» Directions for this task: Where the string "Surface" occurs in the material below, report the whole line.

(Data for analysis begins)

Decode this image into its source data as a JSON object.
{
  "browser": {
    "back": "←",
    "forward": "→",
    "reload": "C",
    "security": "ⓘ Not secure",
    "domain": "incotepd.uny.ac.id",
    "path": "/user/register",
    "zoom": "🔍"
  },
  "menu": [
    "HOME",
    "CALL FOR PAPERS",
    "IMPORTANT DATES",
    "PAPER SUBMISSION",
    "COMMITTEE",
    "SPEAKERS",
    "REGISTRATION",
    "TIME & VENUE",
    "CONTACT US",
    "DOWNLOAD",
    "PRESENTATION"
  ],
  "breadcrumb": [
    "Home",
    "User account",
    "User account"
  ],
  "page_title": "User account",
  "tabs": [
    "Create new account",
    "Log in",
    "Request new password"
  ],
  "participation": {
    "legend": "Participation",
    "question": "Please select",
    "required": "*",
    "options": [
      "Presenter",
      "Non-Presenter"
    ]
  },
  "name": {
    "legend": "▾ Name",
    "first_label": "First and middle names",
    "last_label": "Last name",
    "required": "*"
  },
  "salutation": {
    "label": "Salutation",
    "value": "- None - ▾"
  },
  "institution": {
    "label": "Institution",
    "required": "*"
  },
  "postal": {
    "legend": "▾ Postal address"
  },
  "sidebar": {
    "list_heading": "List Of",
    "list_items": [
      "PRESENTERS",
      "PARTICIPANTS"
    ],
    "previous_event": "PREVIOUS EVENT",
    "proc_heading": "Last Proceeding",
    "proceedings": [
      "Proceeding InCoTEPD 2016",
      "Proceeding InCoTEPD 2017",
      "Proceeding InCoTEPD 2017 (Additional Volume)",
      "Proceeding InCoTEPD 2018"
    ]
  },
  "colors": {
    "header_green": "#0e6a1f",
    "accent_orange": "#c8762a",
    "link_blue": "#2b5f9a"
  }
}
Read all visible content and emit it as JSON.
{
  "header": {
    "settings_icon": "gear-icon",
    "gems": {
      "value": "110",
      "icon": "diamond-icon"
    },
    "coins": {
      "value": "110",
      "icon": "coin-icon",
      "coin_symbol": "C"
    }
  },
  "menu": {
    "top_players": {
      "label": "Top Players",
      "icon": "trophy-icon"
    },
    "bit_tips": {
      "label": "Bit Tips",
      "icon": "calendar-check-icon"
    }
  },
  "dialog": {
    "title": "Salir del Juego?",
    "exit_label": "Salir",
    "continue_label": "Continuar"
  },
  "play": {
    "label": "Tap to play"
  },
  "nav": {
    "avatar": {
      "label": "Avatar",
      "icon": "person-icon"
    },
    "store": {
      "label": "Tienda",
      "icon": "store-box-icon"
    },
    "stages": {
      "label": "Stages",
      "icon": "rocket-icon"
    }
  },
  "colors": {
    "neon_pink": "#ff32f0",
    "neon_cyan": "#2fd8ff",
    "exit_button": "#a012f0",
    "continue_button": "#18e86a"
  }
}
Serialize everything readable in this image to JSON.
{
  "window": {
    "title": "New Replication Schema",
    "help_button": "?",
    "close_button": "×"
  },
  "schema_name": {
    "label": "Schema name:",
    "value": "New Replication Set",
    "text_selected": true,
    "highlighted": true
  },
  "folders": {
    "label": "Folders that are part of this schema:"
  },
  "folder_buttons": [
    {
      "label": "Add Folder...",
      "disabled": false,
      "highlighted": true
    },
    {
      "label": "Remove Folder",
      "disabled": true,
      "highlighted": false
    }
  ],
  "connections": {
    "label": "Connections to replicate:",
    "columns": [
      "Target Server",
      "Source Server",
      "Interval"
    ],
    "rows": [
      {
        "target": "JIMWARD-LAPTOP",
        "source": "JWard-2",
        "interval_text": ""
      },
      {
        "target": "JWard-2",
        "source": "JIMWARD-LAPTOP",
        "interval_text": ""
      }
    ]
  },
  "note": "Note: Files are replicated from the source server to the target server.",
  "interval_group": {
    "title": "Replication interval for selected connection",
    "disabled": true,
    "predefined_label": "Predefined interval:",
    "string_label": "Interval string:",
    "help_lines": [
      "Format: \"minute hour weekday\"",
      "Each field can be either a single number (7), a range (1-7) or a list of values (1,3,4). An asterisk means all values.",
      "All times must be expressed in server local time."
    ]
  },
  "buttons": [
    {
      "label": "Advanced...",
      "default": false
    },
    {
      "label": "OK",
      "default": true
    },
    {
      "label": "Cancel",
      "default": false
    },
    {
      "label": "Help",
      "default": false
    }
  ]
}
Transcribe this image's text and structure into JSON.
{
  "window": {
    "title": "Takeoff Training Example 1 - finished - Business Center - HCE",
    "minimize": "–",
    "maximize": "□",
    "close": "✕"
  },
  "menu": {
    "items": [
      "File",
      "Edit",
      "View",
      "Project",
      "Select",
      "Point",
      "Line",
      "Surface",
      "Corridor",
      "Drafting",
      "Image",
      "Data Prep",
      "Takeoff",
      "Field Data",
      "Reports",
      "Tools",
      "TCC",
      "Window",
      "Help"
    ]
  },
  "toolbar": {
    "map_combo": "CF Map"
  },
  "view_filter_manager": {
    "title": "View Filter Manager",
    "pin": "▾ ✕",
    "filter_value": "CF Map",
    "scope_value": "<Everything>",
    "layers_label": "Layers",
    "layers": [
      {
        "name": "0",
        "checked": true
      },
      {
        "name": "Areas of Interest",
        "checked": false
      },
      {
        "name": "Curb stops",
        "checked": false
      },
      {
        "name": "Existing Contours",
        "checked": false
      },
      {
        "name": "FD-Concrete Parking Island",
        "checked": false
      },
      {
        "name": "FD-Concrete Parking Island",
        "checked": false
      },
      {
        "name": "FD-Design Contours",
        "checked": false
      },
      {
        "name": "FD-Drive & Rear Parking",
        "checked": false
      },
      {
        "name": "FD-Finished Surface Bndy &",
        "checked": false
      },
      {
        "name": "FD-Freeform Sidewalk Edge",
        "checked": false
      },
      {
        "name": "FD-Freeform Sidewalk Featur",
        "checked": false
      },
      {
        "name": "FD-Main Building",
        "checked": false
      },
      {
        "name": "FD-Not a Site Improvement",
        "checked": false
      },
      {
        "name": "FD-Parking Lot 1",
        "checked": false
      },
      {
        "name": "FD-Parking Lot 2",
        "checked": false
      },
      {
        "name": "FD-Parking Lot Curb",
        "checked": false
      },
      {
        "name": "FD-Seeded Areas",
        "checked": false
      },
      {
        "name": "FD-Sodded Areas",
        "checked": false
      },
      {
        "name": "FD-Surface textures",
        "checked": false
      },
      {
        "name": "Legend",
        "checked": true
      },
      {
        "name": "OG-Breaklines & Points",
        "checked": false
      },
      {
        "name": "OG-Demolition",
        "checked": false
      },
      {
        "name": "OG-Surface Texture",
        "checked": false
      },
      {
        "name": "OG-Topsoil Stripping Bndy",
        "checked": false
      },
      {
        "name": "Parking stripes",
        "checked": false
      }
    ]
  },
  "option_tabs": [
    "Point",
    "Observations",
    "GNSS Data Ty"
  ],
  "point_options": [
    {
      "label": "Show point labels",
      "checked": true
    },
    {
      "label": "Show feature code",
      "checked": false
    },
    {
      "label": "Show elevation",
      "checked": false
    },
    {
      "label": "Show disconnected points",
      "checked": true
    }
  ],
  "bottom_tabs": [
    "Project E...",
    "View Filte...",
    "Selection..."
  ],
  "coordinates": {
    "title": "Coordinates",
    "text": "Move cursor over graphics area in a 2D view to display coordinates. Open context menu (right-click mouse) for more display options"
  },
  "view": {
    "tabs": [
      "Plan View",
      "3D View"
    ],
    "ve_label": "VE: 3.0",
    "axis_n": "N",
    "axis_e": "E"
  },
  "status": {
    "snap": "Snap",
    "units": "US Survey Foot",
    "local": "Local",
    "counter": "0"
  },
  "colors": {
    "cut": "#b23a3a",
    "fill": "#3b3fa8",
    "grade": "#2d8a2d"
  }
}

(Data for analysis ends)

» Written solution:
      "Surface",
        "name": "FD-Finished Surface Bndy &",
        "name": "FD-Surface textures",
        "name": "OG-Surface Texture",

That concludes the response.